YOUR ASSIGNMENT: Each line of the records below that holds "Investor" should be returned.

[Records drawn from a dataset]
+ + +

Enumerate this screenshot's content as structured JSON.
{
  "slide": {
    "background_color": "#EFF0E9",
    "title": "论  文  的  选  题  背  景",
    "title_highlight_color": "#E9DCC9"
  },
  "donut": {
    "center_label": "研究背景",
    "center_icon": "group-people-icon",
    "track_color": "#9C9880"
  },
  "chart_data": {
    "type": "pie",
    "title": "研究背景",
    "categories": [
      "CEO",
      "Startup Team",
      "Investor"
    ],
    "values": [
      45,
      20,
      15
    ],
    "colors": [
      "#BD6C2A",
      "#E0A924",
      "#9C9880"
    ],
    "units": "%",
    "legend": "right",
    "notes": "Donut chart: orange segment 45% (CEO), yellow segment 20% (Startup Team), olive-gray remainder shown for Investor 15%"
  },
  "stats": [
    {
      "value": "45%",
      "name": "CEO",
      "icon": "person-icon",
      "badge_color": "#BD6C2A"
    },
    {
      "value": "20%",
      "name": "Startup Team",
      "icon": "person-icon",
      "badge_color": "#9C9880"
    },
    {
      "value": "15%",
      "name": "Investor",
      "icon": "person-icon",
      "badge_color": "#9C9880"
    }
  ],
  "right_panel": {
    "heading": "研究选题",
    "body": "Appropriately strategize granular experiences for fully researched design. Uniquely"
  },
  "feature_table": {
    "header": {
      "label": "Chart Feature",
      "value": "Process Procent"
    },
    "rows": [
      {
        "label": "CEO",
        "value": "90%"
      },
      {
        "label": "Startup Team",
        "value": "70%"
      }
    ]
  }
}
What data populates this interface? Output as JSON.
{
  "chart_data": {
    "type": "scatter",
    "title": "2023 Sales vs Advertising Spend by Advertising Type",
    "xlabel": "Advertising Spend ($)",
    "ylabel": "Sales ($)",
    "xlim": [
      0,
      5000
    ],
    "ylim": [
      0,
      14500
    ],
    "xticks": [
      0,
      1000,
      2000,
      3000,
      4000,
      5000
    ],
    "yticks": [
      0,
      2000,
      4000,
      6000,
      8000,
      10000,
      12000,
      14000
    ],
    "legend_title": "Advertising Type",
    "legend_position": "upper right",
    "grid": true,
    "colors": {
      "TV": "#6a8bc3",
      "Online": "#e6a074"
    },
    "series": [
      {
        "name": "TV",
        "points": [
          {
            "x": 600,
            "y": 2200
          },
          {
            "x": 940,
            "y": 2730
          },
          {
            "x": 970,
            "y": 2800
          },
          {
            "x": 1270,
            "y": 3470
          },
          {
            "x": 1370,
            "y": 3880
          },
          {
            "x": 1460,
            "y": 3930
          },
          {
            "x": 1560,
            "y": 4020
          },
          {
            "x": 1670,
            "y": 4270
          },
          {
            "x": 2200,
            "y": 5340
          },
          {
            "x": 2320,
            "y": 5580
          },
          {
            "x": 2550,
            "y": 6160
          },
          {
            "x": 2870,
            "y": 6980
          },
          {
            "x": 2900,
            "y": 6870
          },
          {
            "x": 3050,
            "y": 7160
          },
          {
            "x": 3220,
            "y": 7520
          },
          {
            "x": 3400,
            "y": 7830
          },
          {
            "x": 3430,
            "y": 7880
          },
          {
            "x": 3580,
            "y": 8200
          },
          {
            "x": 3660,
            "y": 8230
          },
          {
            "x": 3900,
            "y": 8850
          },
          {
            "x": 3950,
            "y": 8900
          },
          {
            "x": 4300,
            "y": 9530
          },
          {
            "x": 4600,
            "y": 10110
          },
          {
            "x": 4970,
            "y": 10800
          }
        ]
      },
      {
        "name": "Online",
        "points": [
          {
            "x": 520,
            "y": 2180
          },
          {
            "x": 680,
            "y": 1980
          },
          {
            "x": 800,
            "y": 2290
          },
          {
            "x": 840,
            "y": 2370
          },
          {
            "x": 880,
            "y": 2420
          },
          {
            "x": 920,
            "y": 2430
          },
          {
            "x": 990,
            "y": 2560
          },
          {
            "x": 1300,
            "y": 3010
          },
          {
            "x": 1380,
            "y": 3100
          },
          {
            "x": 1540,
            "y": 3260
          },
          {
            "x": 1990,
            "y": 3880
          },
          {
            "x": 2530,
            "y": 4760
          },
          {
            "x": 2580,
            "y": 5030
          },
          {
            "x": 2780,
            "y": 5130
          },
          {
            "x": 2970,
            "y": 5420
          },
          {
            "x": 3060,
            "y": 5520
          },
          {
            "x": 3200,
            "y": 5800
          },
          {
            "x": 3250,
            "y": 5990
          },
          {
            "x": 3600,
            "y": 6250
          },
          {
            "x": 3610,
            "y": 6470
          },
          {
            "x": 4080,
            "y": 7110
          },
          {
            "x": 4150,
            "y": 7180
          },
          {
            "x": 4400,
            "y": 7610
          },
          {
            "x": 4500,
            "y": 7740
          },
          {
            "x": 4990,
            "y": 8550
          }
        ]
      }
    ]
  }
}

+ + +

FINISHED TASK:
      "Investor"
    "notes": "Donut chart: orange segment 45% (CEO), yellow segment 20% (Startup Team), olive-gray remainder shown for Investor 15%"
      "name": "Investor",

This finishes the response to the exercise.